◆ **WHAT THIS TASK INVOLVES**: An exact copy of every entry is needed, without the pictures.

═════ TASK INPUTS

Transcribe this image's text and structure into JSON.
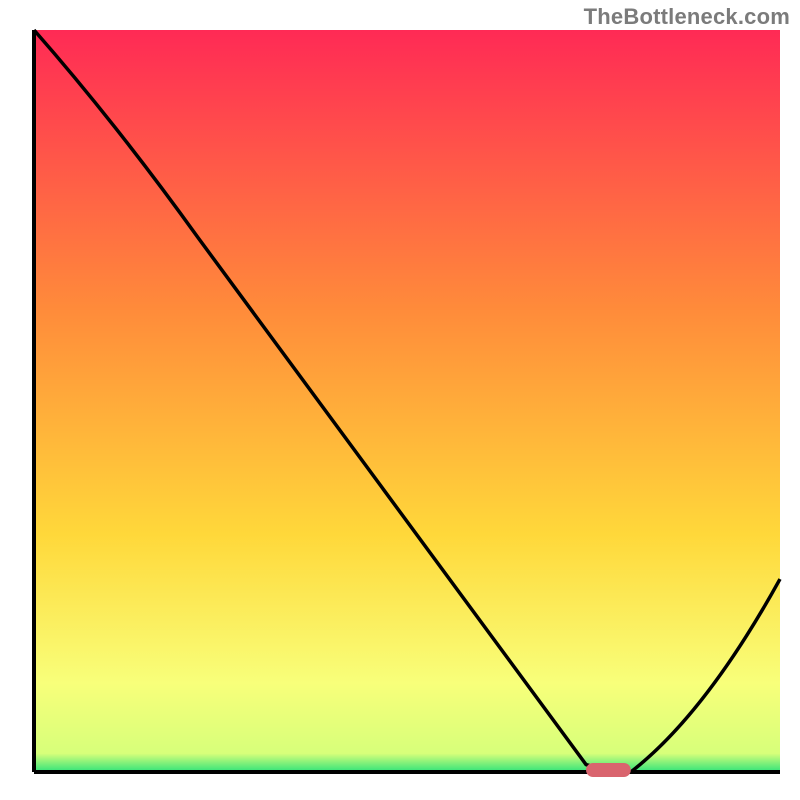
{
  "watermark": "TheBottleneck.com",
  "chart_data": {
    "type": "line",
    "title": "",
    "xlabel": "",
    "ylabel": "",
    "x_range": [
      0,
      100
    ],
    "y_range": [
      0,
      100
    ],
    "gradient_colors": {
      "top": "#ff2a55",
      "mid_upper": "#ff8c3a",
      "mid": "#ffd83a",
      "lower": "#f8ff7a",
      "bottom": "#2fe37a"
    },
    "axis_color": "#000000",
    "curve": {
      "description": "Bottleneck percentage curve; starts at 100 on left, drops to 0 near x≈78, rises back toward ~30% at x=100",
      "x": [
        0,
        22,
        74,
        80,
        100
      ],
      "y": [
        100,
        72,
        1,
        0,
        26
      ]
    },
    "marker": {
      "description": "Optimal-point capsule on x-axis",
      "x_center": 77,
      "width": 6,
      "color": "#d9646e"
    }
  }
}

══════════

◆ **PROBLEM SOLUTION**:
Transcribe this image's text and structure into JSON.
{
  "watermark": "TheBottleneck.com",
  "chart_data": {
    "type": "line",
    "title": "",
    "xlabel": "",
    "ylabel": "",
    "x_range": [
      0,
      100
    ],
    "y_range": [
      0,
      100
    ],
    "gradient_colors": {
      "top": "#ff2a55",
      "mid_upper": "#ff8c3a",
      "mid": "#ffd83a",
      "lower": "#f8ff7a",
      "bottom": "#2fe37a"
    },
    "axis_color": "#000000",
    "curve": {
      "description": "Bottleneck percentage curve; starts at 100 on left, drops to 0 near x≈78, rises back toward ~30% at x=100",
      "x": [
        0,
        22,
        74,
        80,
        100
      ],
      "y": [
        100,
        72,
        1,
        0,
        26
      ]
    },
    "marker": {
      "description": "Optimal-point capsule on x-axis",
      "x_center": 77,
      "width": 6,
      "color": "#d9646e"
    }
  }
}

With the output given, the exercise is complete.